A commonly-told fact about the North is that the winters are completely dark. This isn’t entirely true, but it’s not far off. Just as the midnight sun lasts for 60 days, its exact opposite does the same. A polar night occurs when the sun doesn’t rise above the horizon for over 24 hours. For example, some cities in Alaska experience 65 days each winter, plunging the city into darkness. However, it isn’t pitch black. Instead, the entire region lights up with an eerie, but beautiful, twilight. As if that wasn’t impressive enough, regions far to the north can have almost 11 weeks of polar night.
Unlike most borders in the world, the Arctic Circle isn’t set in stone. While there are a few different descriptions of where the circle is, it marks the northernmost point at which the noon sun is visible on the December solstice and the southernmost point at which the midnight sun is visible in June’s Solstice. Essentially, this means that the Arctic Circle’s position is constantly changing. Because the Earth has an axial tilt, the circle drifts 49 feet northward every year. This means that by 2050, the entirety of Grimsey Island will no longer be part of the Arctic Circle. Citizens measure the circle’s progress with a massive 9-ton concrete ball that they move each year.
Chances are that you’ve never thought about where the Arctic Ocean, Arctic Circle, and the region get their name. It’s really an interesting story. The word “arctic” comes from the Greek word “arctus,” meaning “bear.” Now, you might assume this refers to the massive polar bears that call the region home. In truth, the name is a reference to the Big and Little Bear constellations that are almost always visible in the arctic sky.

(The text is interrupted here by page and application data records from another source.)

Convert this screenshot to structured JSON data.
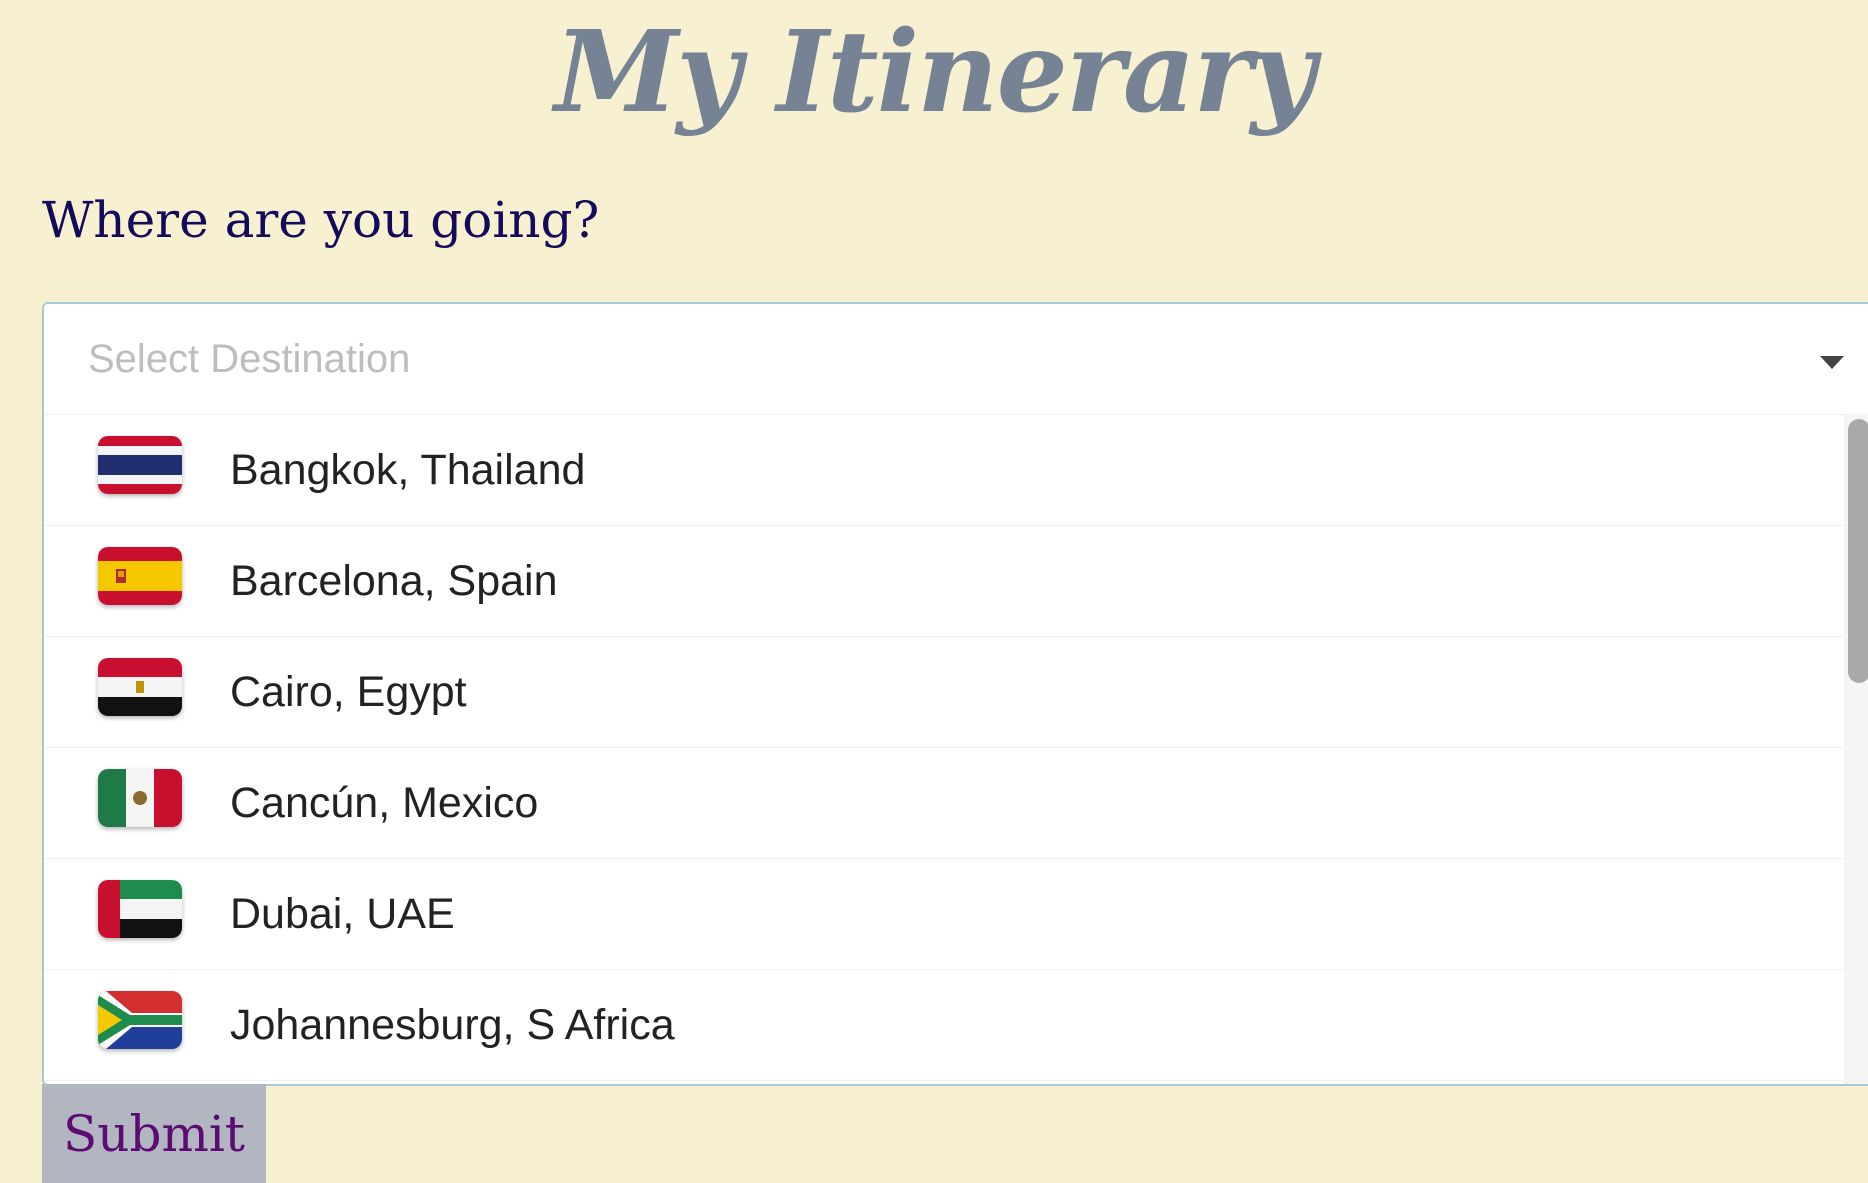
{
  "page": {
    "title": "My Itinerary",
    "question": "Where are you going?"
  },
  "select": {
    "placeholder": "Select Destination",
    "options": [
      {
        "label": "Bangkok, Thailand",
        "flag_icon": "thailand-flag-icon"
      },
      {
        "label": "Barcelona, Spain",
        "flag_icon": "spain-flag-icon"
      },
      {
        "label": "Cairo, Egypt",
        "flag_icon": "egypt-flag-icon"
      },
      {
        "label": "Cancún, Mexico",
        "flag_icon": "mexico-flag-icon"
      },
      {
        "label": "Dubai, UAE",
        "flag_icon": "uae-flag-icon"
      },
      {
        "label": "Johannesburg, S Africa",
        "flag_icon": "south-africa-flag-icon"
      }
    ]
  },
  "form": {
    "submit_label": "Submit"
  },
  "colors": {
    "background": "#f8f1d1",
    "title": "#768394",
    "question": "#120b5c",
    "submit_text": "#5d0a73",
    "submit_bg": "#b2b6c0"
  }
}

It’s hard to imagine that there’s much forestation or growth in the Arctic circle because it is so cold, but it’s one of the most lively places on Earth. Plus, it only gets more active during the winter. A wide variety of animals and plants call the area home and can survive despite the harsh conditions. Some indigenous groups are even able to raise animals and grow produce. One of their most prominent crops is cabbage. Plants grow extremely quickly, thanks to the continuous light of the midnight sun.
One of the most beautiful features that the North has to offer is Aurora Borealis, also known as the Northern Lights. However, it takes a very specific set of conditions for the lights to be visible. Chances are, even if you visit the area, you probably won’t see them. That doesn’t mean that you’re missing out, though. If you’re lucky, you might get to see a water sky or iceblink, which are majestic light shows on the undersides of clouds. Mirages and other optical illusions are also extremely common and very beautiful.
When it comes to majesty and beauty, there are few places on the planet like the Arctic Circle. That being said, it isn’t without its quirks. A 2016 study published in Nature Communications found that the Arctic’s climate is highly susceptible to environmental change, especially during the summer. Because of this, bird poop can affect the atmosphere. Specifically, seabird guano produces an excess of ammonia, which then reacts with other particles and gases. As these new particles rise, they make the clouds brighter. The brighter a cloud is, the more sunlight it reflects. This means that bird poop helps cool down the Arctic.